---------- Provided data

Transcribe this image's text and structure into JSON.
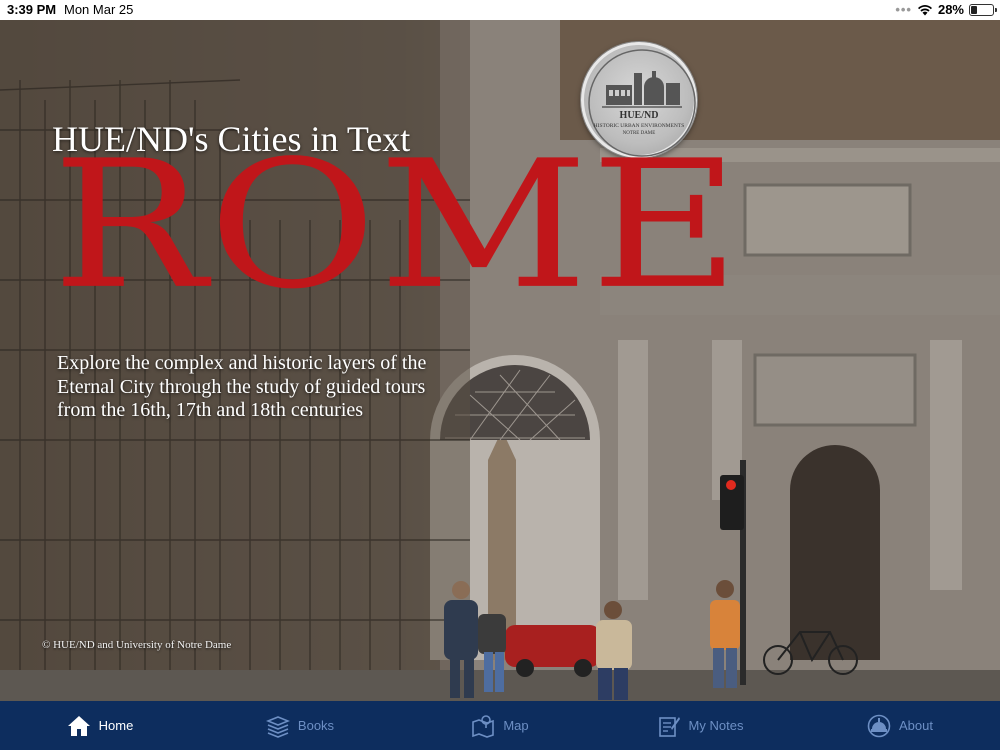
{
  "status": {
    "time": "3:39 PM",
    "date": "Mon Mar 25",
    "battery_percent": "28%",
    "battery_level": 0.28
  },
  "hero": {
    "subtitle": "HUE/ND's Cities in Text",
    "title": "ROME",
    "description": "Explore the complex and historic layers of the Eternal City through the study of guided tours from the 16th, 17th and 18th centuries",
    "copyright": "© HUE/ND and University of Notre Dame",
    "title_color": "#c0161a"
  },
  "seal": {
    "name": "HUE/ND",
    "line1": "HISTORIC URBAN ENVIRONMENTS",
    "line2": "NOTRE DAME"
  },
  "tabs": [
    {
      "label": "Home",
      "icon": "house-icon",
      "active": true
    },
    {
      "label": "Books",
      "icon": "books-icon",
      "active": false
    },
    {
      "label": "Map",
      "icon": "map-icon",
      "active": false
    },
    {
      "label": "My Notes",
      "icon": "notes-icon",
      "active": false
    },
    {
      "label": "About",
      "icon": "dome-icon",
      "active": false
    }
  ],
  "colors": {
    "tabbar_bg": "#0d2d5e",
    "tab_active": "#ffffff",
    "tab_inactive": "#6d8fc4"
  }
}
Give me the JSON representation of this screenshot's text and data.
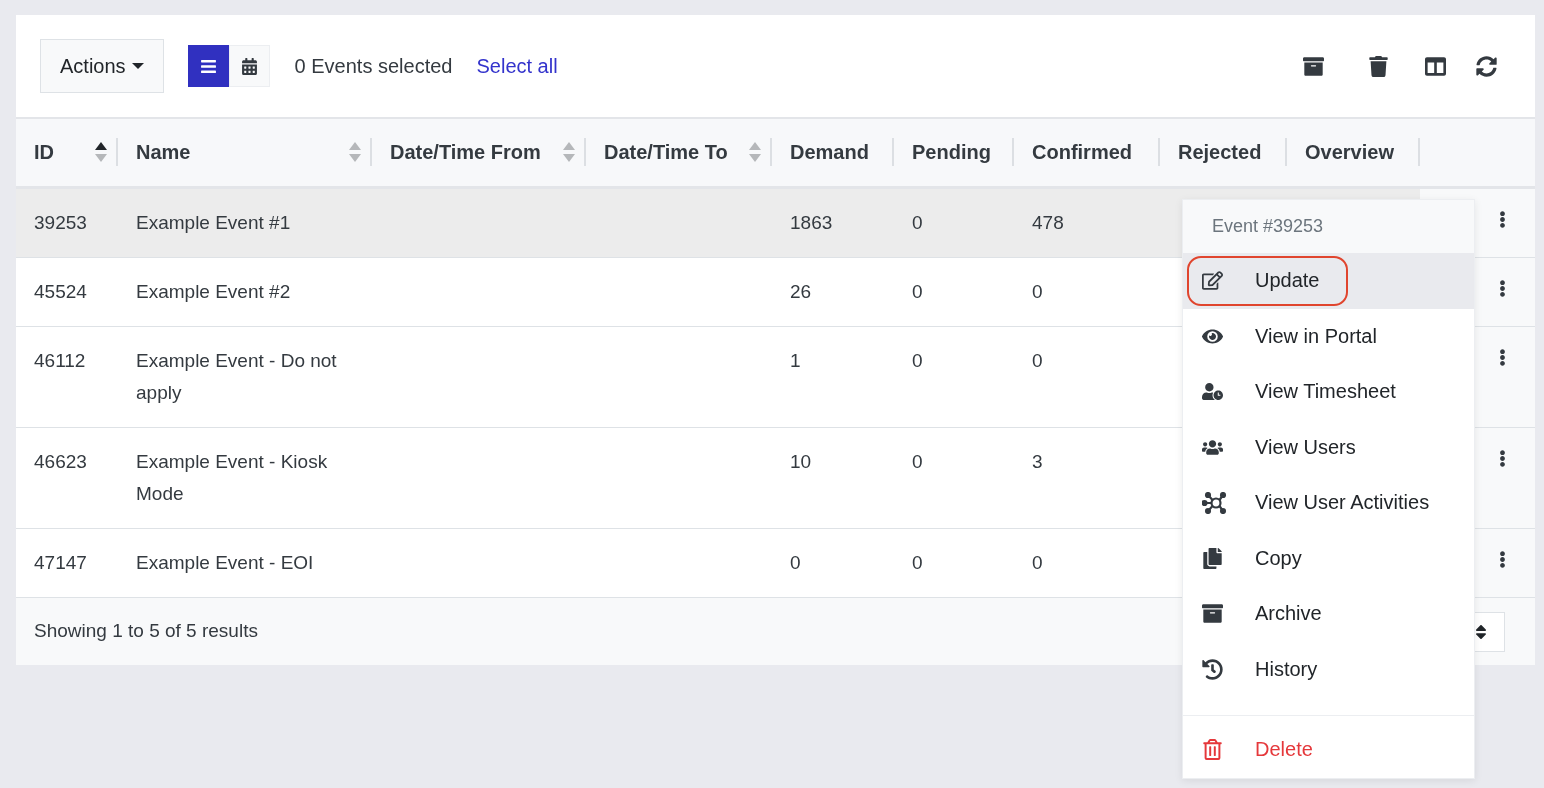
{
  "toolbar": {
    "actions_label": "Actions",
    "view_toggle": [
      {
        "selected": true
      },
      {
        "selected": false
      }
    ],
    "selection_text": "0 Events selected",
    "select_all": "Select all"
  },
  "table": {
    "columns": [
      {
        "label": "ID",
        "sortable": true,
        "sorted": true
      },
      {
        "label": "Name",
        "sortable": true,
        "sorted": false
      },
      {
        "label": "Date/Time From",
        "sortable": true,
        "sorted": false
      },
      {
        "label": "Date/Time To",
        "sortable": true,
        "sorted": false
      },
      {
        "label": "Demand",
        "sortable": false
      },
      {
        "label": "Pending",
        "sortable": false
      },
      {
        "label": "Confirmed",
        "sortable": false
      },
      {
        "label": "Rejected",
        "sortable": false
      },
      {
        "label": "Overview",
        "sortable": false
      }
    ],
    "rows": [
      {
        "id": "39253",
        "name": "Example Event #1",
        "demand": "1863",
        "pending": "0",
        "confirmed": "478",
        "selected": true
      },
      {
        "id": "45524",
        "name": "Example Event #2",
        "demand": "26",
        "pending": "0",
        "confirmed": "0",
        "selected": false
      },
      {
        "id": "46112",
        "name": "Example Event - Do not apply",
        "demand": "1",
        "pending": "0",
        "confirmed": "0",
        "selected": false
      },
      {
        "id": "46623",
        "name": "Example Event - Kiosk Mode",
        "demand": "10",
        "pending": "0",
        "confirmed": "3",
        "selected": false
      },
      {
        "id": "47147",
        "name": "Example Event - EOI",
        "demand": "0",
        "pending": "0",
        "confirmed": "0",
        "selected": false
      }
    ]
  },
  "footer": {
    "summary": "Showing 1 to 5 of 5 results"
  },
  "context_menu": {
    "title": "Event #39253",
    "items": [
      {
        "label": "Update",
        "kind": "normal",
        "selected": true
      },
      {
        "label": "View in Portal",
        "kind": "normal",
        "selected": false
      },
      {
        "label": "View Timesheet",
        "kind": "normal",
        "selected": false
      },
      {
        "label": "View Users",
        "kind": "normal",
        "selected": false
      },
      {
        "label": "View User Activities",
        "kind": "normal",
        "selected": false
      },
      {
        "label": "Copy",
        "kind": "normal",
        "selected": false
      },
      {
        "label": "Archive",
        "kind": "normal",
        "selected": false
      },
      {
        "label": "History",
        "kind": "normal",
        "selected": false
      },
      {
        "label": "Delete",
        "kind": "danger",
        "selected": false
      }
    ]
  }
}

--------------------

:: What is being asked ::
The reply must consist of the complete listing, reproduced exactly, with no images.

:: Written response ::
Transcribe this image's text and structure into JSON.
{
  "status": {
    "time": "3:39 PM",
    "date": "Mon Mar 25",
    "battery_percent": "28%",
    "battery_level": 0.28
  },
  "hero": {
    "subtitle": "HUE/ND's Cities in Text",
    "title": "ROME",
    "description": "Explore the complex and historic layers of the Eternal City through the study of guided tours from the 16th, 17th and 18th centuries",
    "copyright": "© HUE/ND and University of Notre Dame",
    "title_color": "#c0161a"
  },
  "seal": {
    "name": "HUE/ND",
    "line1": "HISTORIC URBAN ENVIRONMENTS",
    "line2": "NOTRE DAME"
  },
  "tabs": [
    {
      "label": "Home",
      "icon": "house-icon",
      "active": true
    },
    {
      "label": "Books",
      "icon": "books-icon",
      "active": false
    },
    {
      "label": "Map",
      "icon": "map-icon",
      "active": false
    },
    {
      "label": "My Notes",
      "icon": "notes-icon",
      "active": false
    },
    {
      "label": "About",
      "icon": "dome-icon",
      "active": false
    }
  ],
  "colors": {
    "tabbar_bg": "#0d2d5e",
    "tab_active": "#ffffff",
    "tab_inactive": "#6d8fc4"
  }
}
Give me the JSON representation of this screenshot's text and data.
{
  "toolbar": {
    "actions_label": "Actions",
    "view_toggle": [
      {
        "selected": true
      },
      {
        "selected": false
      }
    ],
    "selection_text": "0 Events selected",
    "select_all": "Select all"
  },
  "table": {
    "columns": [
      {
        "label": "ID",
        "sortable": true,
        "sorted": true
      },
      {
        "label": "Name",
        "sortable": true,
        "sorted": false
      },
      {
        "label": "Date/Time From",
        "sortable": true,
        "sorted": false
      },
      {
        "label": "Date/Time To",
        "sortable": true,
        "sorted": false
      },
      {
        "label": "Demand",
        "sortable": false
      },
      {
        "label": "Pending",
        "sortable": false
      },
      {
        "label": "Confirmed",
        "sortable": false
      },
      {
        "label": "Rejected",
        "sortable": false
      },
      {
        "label": "Overview",
        "sortable": false
      }
    ],
    "rows": [
      {
        "id": "39253",
        "name": "Example Event #1",
        "demand": "1863",
        "pending": "0",
        "confirmed": "478",
        "selected": true
      },
      {
        "id": "45524",
        "name": "Example Event #2",
        "demand": "26",
        "pending": "0",
        "confirmed": "0",
        "selected": false
      },
      {
        "id": "46112",
        "name": "Example Event - Do not apply",
        "demand": "1",
        "pending": "0",
        "confirmed": "0",
        "selected": false
      },
      {
        "id": "46623",
        "name": "Example Event - Kiosk Mode",
        "demand": "10",
        "pending": "0",
        "confirmed": "3",
        "selected": false
      },
      {
        "id": "47147",
        "name": "Example Event - EOI",
        "demand": "0",
        "pending": "0",
        "confirmed": "0",
        "selected": false
      }
    ]
  },
  "footer": {
    "summary": "Showing 1 to 5 of 5 results"
  },
  "context_menu": {
    "title": "Event #39253",
    "items": [
      {
        "label": "Update",
        "kind": "normal",
        "selected": true
      },
      {
        "label": "View in Portal",
        "kind": "normal",
        "selected": false
      },
      {
        "label": "View Timesheet",
        "kind": "normal",
        "selected": false
      },
      {
        "label": "View Users",
        "kind": "normal",
        "selected": false
      },
      {
        "label": "View User Activities",
        "kind": "normal",
        "selected": false
      },
      {
        "label": "Copy",
        "kind": "normal",
        "selected": false
      },
      {
        "label": "Archive",
        "kind": "normal",
        "selected": false
      },
      {
        "label": "History",
        "kind": "normal",
        "selected": false
      },
      {
        "label": "Delete",
        "kind": "danger",
        "selected": false
      }
    ]
  }
}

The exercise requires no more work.